I had another weight bump. 17 years into it (2008), my father unexpectedly died of an aneurysm. It was the first substantial death in my life and I really didn’t know how to handle it. I gained 30 lbs. Eventually I lost it by regulating my eating, but in both cases I didn’t know I gained it.
In the 22nd year (2013), I had a smaller 15 lb. increase. This coincided with the birth of my 2nd child. At that point, I became familiar with the Paleo lifestyle, intermittent fasting, and biohacking. With that, I lost the weight quickly and have been able to maintain a size 34 waist. Fasting is a God send for me. Click HERE to read how Intermittent Fasting Erased My Lifelong Easting Disorder.
That’s the funny thing. We can be in such a level of denial about our looks. I mentioned in the episode “Stretch Marks/Flabby Belly” I have not looked at myself naked in a mirror….ever. Even after I became thin, I still didn’t look. Why? I was ashamed of my stretch marks and fat rolls that lingered, but also I didn’t want to look because I might see that I had gained weight. Even with shaving my face, I would do it in the dark. So you could see how it would be easy to have weight sneak up on you.
The last few years, the commemoration has been quite muted. Perhaps as the years pass and my memory of Fat Albert somewhat erodes, so does the significance in my mind. Not to the point where there has ever been a year that I have forgotten the day.
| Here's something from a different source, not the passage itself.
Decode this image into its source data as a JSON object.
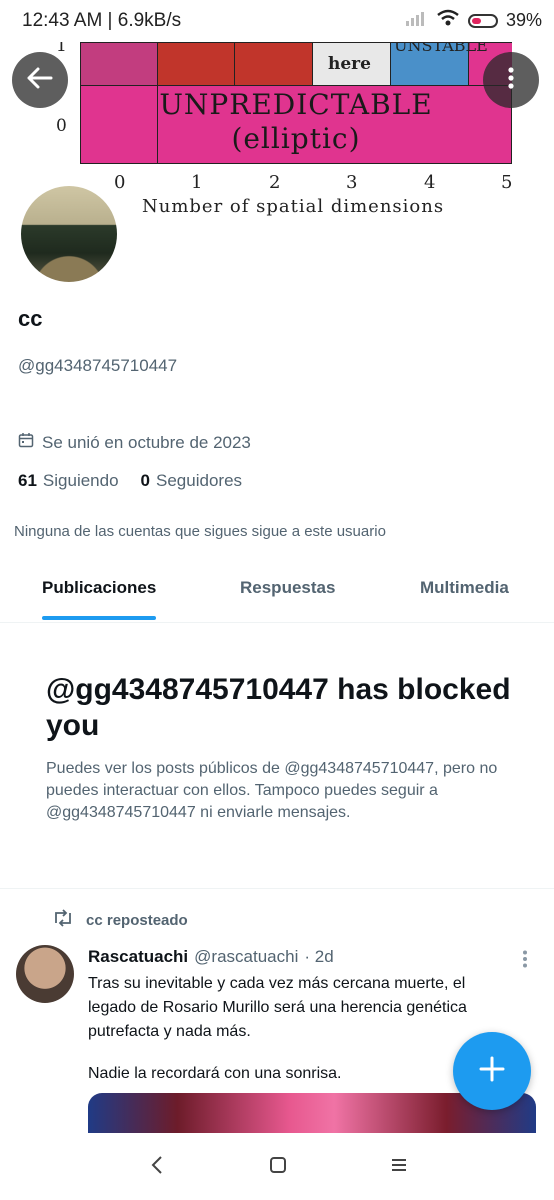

But now it’s more like “Here is the day. I made it another year. Wow, I’m proud of myself. I can’t believe it’s been more than 25 years.”
On this 28th anniversary of weight loss, I ponder “How much longer will I be able to keep the weight off?” Who knows. I have been lucky that I have never had a major injury which has debilitated me. This is important because I can’t say my diet is perfect; exercise has been an escape valve, though the workouts are not nearly as strenuous as in the past. I could be in a car accident tomorrow and never be allowed to walk or run again. Fueled by depression, my eating disorder could ratchet up and I could gain it fast. Only God knows.
That being said, I’m 45-years-old and I’m MGTOW so gaining weight wouldn’t mentally affect me as much now than let’s say 20 or even 10 years ago. Being a normal weight is important in your 20s since that is when you are coupling and mating. Let’s be honest, being obese affects your ability to snare the best looking of the opposite sex.
I was able to attract good-looking women with which to have children. Now, entering middle-age, it isn’t has important. I’m old, to be honest. Plus being MGTOW means I will no longer have long-term relationships, including marriage, so there is no external impulse to remain fit. My enduring and internal impulse is to stay as fit as possible as I age for the sake of my own physical health and for my children.
I feel good reflecting on this 28th anniversary of weight loss. What I have done is very impressive and I hope to motivate others to do likewise. I am under no delusion that I will be a size 34 waist in 10 or 20 years. I just have to do the best I can to stay fit, solely to drastically reduce my chances of getting cancer, diabetes, and cardiovascular diseases. All the biggest killers today in the West.